What if tenured employees have a worse work ethic than those darned Millennials that everyone talks about? It’s not universally true, but it’s an easy problem for a progressive company to find themselves in the middle of.
Comfortable employees in a company with loads of freedom and benefits might take advantage of a good thing. So while you’re watching the time clock to see who closes up shop early, you can also find new Millennial candidates who outshine tenured employees in motivation, commitment, and good old-fashioned work ethic.
Connect with People Who Share Company Values
Employee referrals connect you with candidates who have the right soft skills. Employment Metrix says, “Any time you have a talented, hard-working employee willing to vouch for an unknown candidate, there’s a much greater chance of them being a quality hire, not to mention a cultural fit.” But referrals aren’t easy to find.
Candidate matching, particularly RealMatch technology, is another way to find the right talent. It’s efficient and always on call when you need to hire. And it’s not dependent on who you know or who anyone in your company is connected with.
Candidate matching automatically matches your job ad with people who have the right mix of soft skills and other qualifications. Then with programmatic ad placement, it puts your ad where they’re more likely to see it.
Work ethic knows no generational bounds.
Know What to Look For
Education and skills are easy enough to check out. You’ll have a job application and resume that extol those virtues. Soft skills such as work ethic take a little more craft, but they’re just as important to suss out.
Here are some questions to ask and observations to watch for that Employment Metrix says can help you find the best person for the job, not just one with the longest time in the industry:
- How do they view work? Is it just a way to pay the bills, or does work give them a sense of purpose?
- Do they come to the interview prepared? Do they know about your company and the job that they’re applying for?
- Do they participate heavily in the interview, or let you do all of the talking?
- Do they seem excited about working for your company?
- How do they answer when asked to give an example of going above and beyond for a customer or co-worker?
There are a couple of caveats here. Your job ad can’t be mysterious if you expect candidates to do their homework. So “employer name withheld” ads won’t help you find who you’re looking for. And incorporating some blind recruiting techniques can help you avoid preexisting bias, whether it’s against a Millennial or another highly experienced candidate who might not be as much of a slacker as the one you need to replace.
Age and experience don’t always relate to whether or not a candidate is a good fit for your company. But while bias against older workers is a definite “no,” somehow bias against Millennials is practically acceptable.
You’ll find no shortage of articles about how challenging this younger generation is to employ.
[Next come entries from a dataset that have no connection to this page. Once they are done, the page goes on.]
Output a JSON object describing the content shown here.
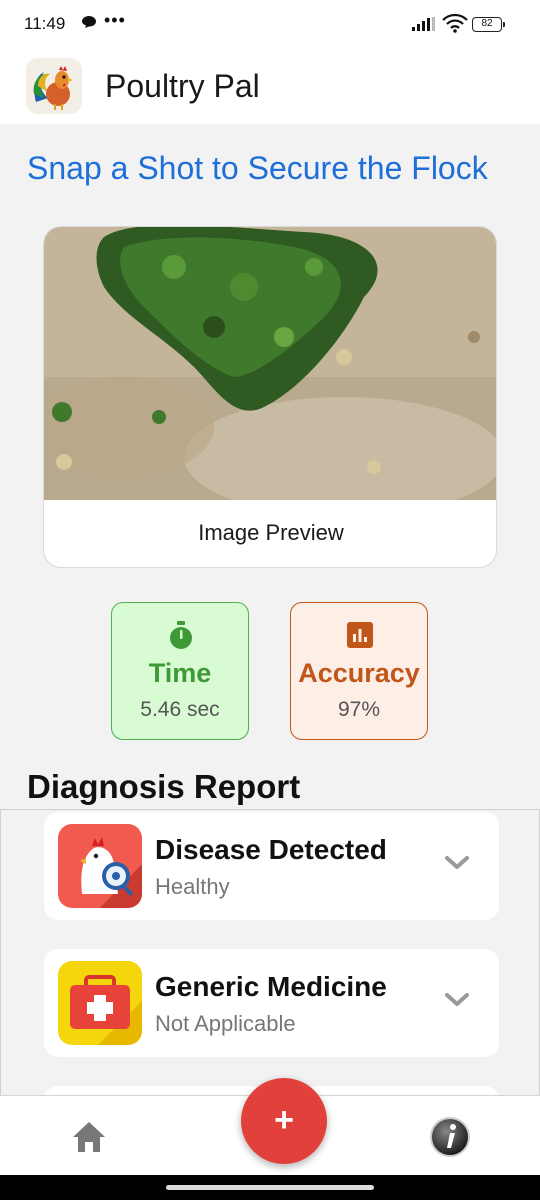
{
  "status_bar": {
    "time": "11:49",
    "dots": "•••",
    "battery": "82",
    "icons": [
      "chat-bubble-icon",
      "signal-icon",
      "wifi-icon",
      "battery-icon"
    ]
  },
  "header": {
    "title": "Poultry Pal",
    "logo": "rooster-logo"
  },
  "headline": "Snap a Shot to Secure the Flock",
  "preview": {
    "label": "Image Preview"
  },
  "stats": {
    "time": {
      "label": "Time",
      "value": "5.46 sec",
      "icon": "stopwatch-icon",
      "color": "#3d9a36"
    },
    "accuracy": {
      "label": "Accuracy",
      "value": "97%",
      "icon": "bar-chart-icon",
      "color": "#c0561a"
    }
  },
  "report": {
    "title": "Diagnosis Report",
    "items": [
      {
        "title": "Disease Detected",
        "subtitle": "Healthy",
        "icon": "sick-chicken-icon"
      },
      {
        "title": "Generic Medicine",
        "subtitle": "Not Applicable",
        "icon": "medical-kit-icon"
      }
    ]
  },
  "nav": {
    "home_icon": "home-icon",
    "fab_label": "+",
    "info_icon": "info-icon"
  },
  "colors": {
    "accent_blue": "#1e6fd9",
    "fab_red": "#e2403b",
    "time_green": "#d9fbd4",
    "accuracy_orange": "#fdeee6"
  }
}
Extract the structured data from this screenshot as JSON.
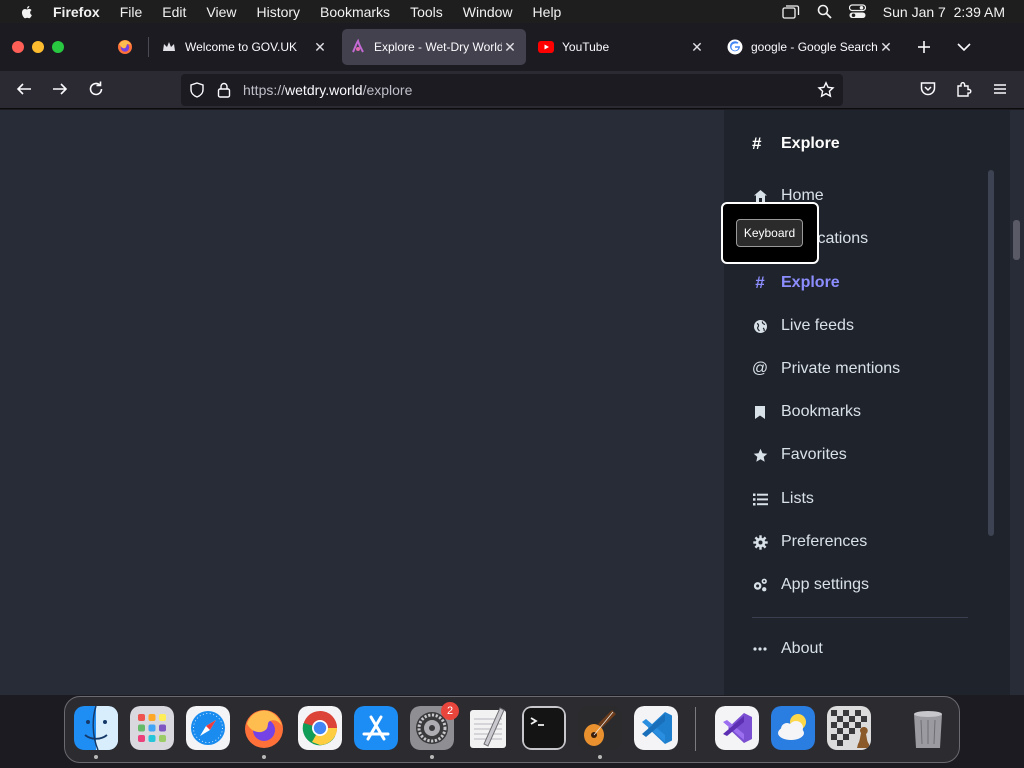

But instead of giving them the side-eye, remember that the real lazybones in your flexible, forward-thinking organization might just be the one who has been there the longest.
If you’re having trouble building the right team for your company, you might need a new way to approach sourcing and candidate matching.